## Work instruction
Spot each line in the records below where the word "como" occurs, then copy it.

## Dataset rows for apps and sites
· · ·
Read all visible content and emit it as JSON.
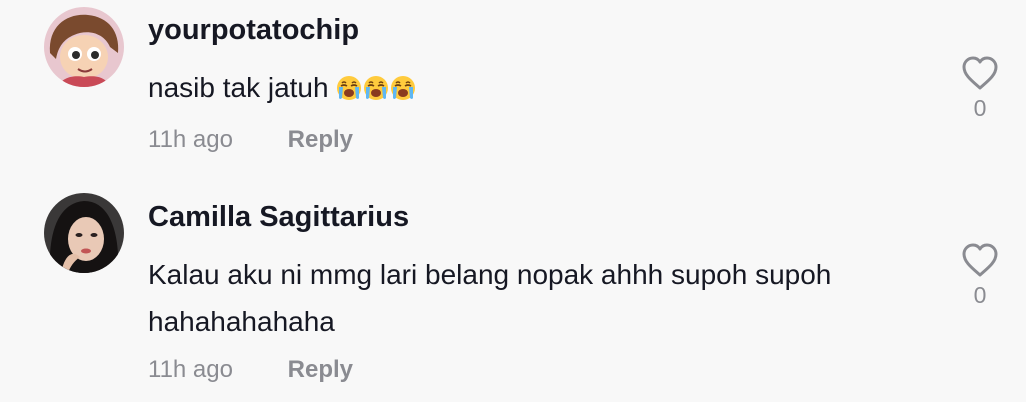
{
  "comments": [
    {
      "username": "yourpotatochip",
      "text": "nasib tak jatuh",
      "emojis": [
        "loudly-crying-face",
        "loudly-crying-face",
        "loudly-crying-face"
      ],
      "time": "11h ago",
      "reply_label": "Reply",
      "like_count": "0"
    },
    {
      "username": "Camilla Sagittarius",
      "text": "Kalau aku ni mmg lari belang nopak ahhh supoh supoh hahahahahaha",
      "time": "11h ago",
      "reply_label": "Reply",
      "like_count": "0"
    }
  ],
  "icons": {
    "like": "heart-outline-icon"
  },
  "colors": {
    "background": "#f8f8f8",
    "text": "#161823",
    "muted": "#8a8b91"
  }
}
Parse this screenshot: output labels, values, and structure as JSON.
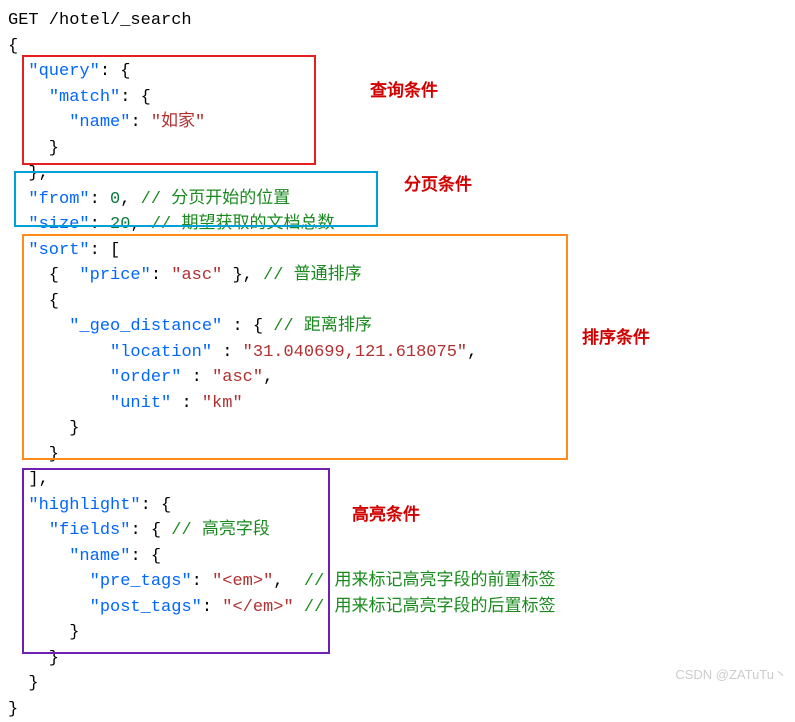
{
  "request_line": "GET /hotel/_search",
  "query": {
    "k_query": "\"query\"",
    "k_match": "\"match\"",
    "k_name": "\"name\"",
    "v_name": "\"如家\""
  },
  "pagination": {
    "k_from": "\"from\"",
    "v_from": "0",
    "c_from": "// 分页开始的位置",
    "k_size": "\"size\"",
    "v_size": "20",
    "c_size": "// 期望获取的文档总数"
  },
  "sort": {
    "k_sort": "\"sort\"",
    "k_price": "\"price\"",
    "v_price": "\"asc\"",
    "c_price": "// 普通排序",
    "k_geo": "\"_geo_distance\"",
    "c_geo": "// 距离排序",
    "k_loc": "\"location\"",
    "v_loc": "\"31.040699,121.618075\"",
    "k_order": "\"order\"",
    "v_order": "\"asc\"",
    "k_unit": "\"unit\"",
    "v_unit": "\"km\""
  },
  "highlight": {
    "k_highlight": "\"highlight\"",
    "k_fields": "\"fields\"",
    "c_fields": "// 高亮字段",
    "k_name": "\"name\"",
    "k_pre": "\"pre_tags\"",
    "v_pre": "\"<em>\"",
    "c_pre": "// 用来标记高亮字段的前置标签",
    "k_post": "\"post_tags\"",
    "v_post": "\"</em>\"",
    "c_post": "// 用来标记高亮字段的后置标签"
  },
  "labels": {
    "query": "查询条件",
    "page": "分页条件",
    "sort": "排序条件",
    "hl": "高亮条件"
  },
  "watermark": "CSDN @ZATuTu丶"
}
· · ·
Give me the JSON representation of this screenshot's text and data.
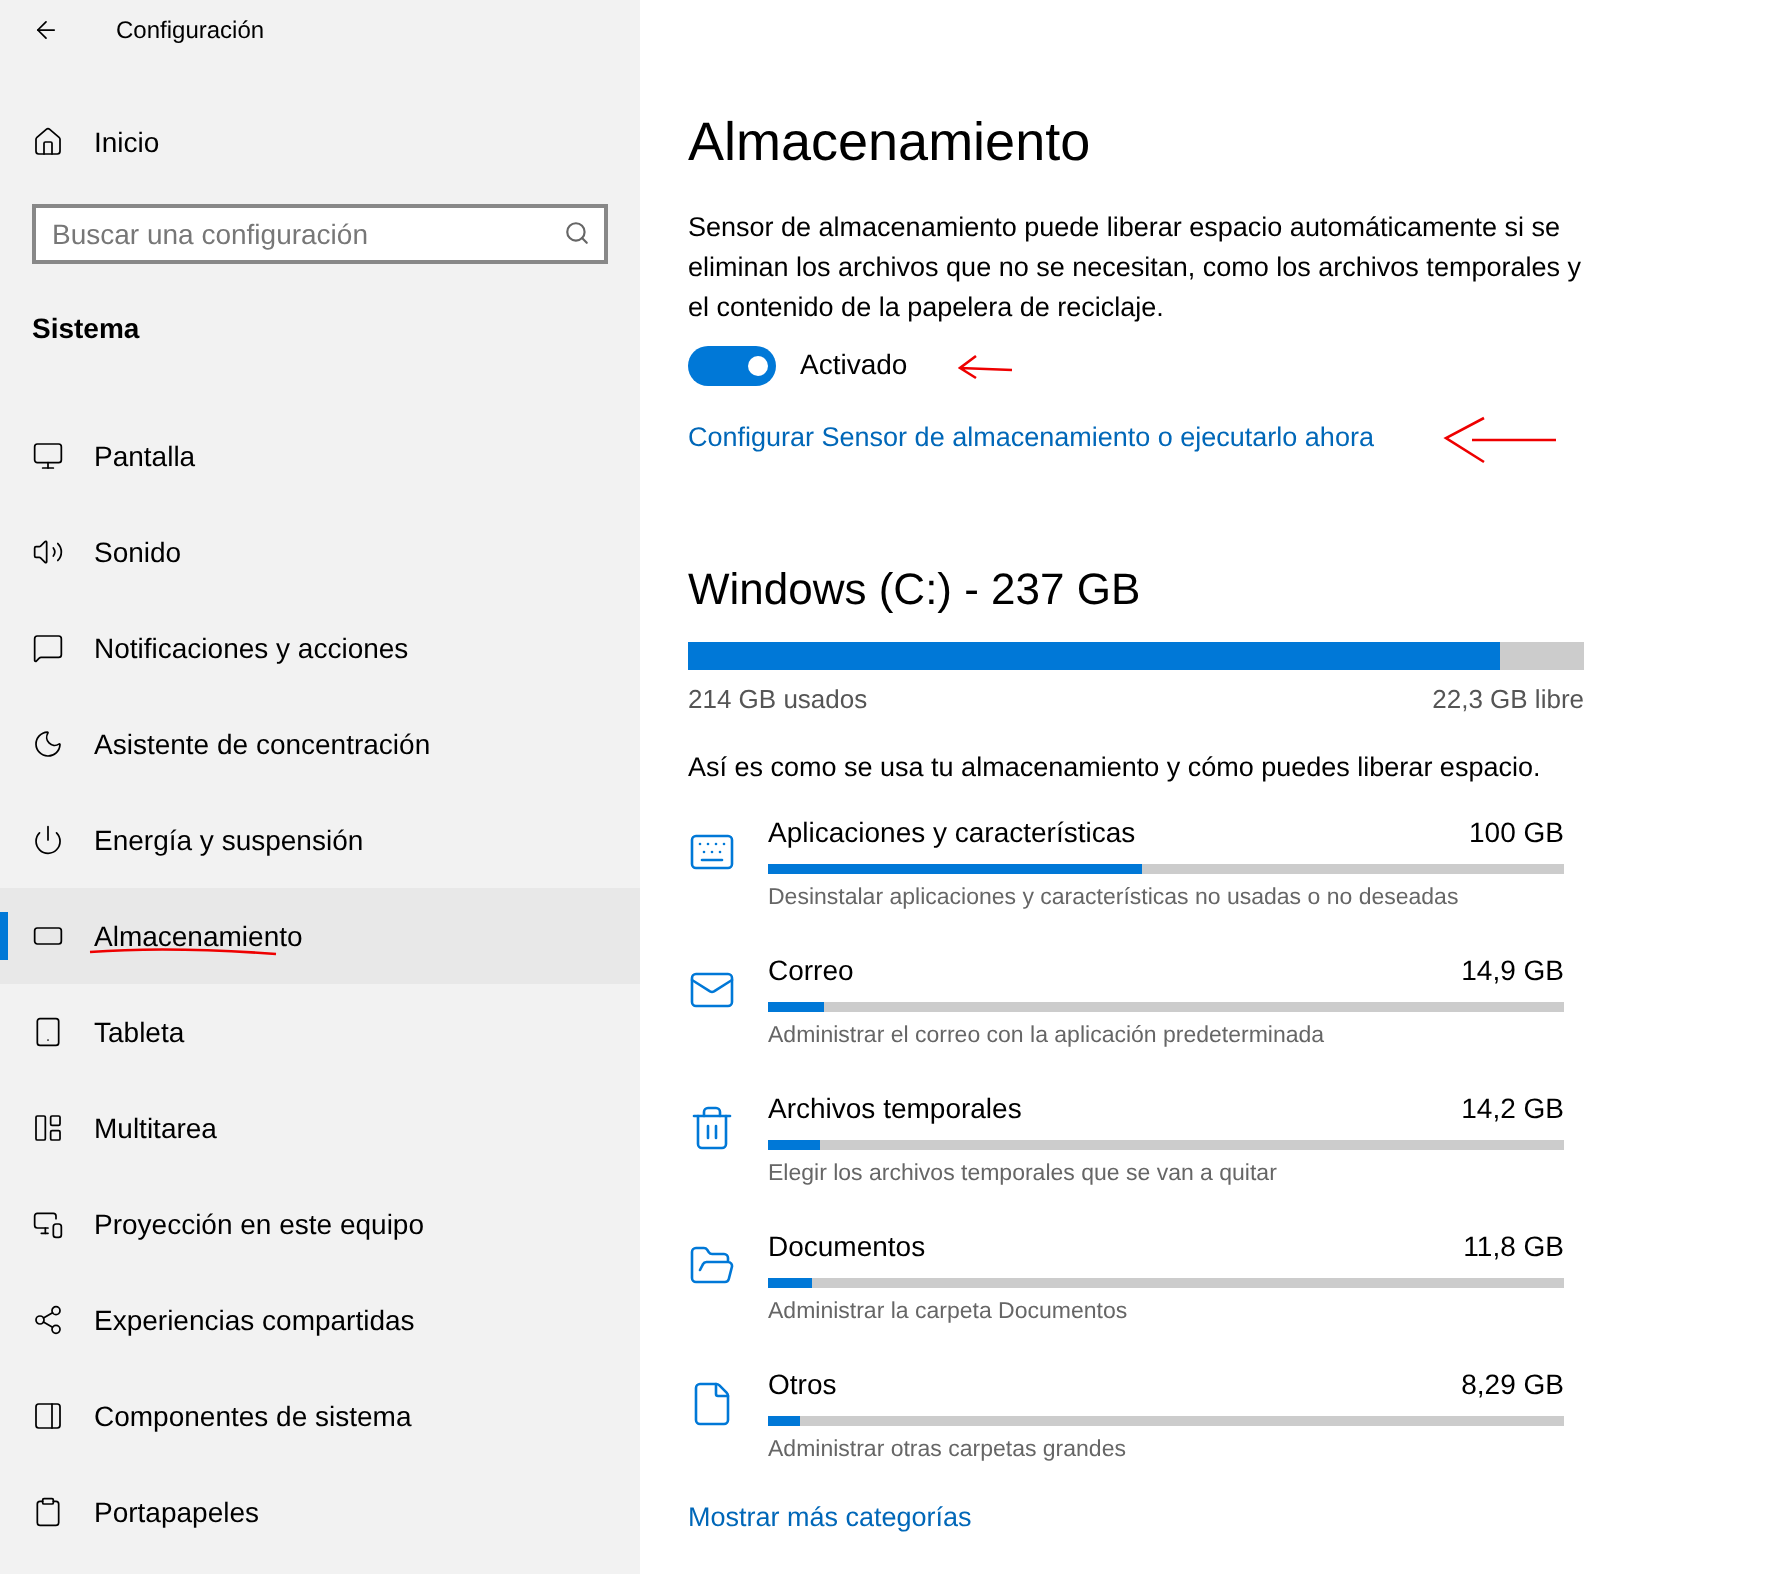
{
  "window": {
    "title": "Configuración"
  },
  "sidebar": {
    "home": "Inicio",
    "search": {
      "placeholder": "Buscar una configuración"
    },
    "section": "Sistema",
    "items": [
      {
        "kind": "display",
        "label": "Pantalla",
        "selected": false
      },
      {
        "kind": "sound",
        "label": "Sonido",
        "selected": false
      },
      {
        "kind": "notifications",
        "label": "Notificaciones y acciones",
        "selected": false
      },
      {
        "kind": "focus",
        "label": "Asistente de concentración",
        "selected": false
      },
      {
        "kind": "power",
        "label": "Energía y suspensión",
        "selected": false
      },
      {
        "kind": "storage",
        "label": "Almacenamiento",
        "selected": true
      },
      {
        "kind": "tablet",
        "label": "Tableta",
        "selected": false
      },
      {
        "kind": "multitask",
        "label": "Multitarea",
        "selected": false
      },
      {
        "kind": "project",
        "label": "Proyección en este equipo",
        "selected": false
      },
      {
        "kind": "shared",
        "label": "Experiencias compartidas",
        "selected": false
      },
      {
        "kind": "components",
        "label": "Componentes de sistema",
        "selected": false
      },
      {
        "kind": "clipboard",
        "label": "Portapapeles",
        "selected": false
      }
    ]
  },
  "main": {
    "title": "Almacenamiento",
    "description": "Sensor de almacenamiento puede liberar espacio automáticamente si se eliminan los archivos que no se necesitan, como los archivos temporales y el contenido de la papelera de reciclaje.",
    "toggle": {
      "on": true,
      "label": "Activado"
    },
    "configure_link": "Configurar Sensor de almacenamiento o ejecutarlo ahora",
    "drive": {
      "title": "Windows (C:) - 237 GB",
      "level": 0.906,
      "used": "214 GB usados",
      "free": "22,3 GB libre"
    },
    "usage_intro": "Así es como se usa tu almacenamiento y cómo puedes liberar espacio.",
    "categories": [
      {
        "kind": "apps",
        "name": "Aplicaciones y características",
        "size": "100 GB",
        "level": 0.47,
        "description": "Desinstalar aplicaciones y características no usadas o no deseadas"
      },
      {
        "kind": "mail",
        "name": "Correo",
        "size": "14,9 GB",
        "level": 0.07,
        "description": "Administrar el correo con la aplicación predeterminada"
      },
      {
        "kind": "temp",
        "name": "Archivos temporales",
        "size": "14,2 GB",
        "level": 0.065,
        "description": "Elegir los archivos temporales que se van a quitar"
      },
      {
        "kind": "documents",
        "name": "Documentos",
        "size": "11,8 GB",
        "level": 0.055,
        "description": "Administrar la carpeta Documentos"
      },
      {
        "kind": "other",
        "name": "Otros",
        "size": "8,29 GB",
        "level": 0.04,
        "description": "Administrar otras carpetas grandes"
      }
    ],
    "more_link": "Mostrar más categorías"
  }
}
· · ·
## Task solution
    "description": "Sensor de almacenamiento puede liberar espacio automáticamente si se eliminan los archivos que no se necesitan, como los archivos temporales y el contenido de la papelera de reciclaje.",
    "usage_intro": "Así es como se usa tu almacenamiento y cómo puedes liberar espacio.",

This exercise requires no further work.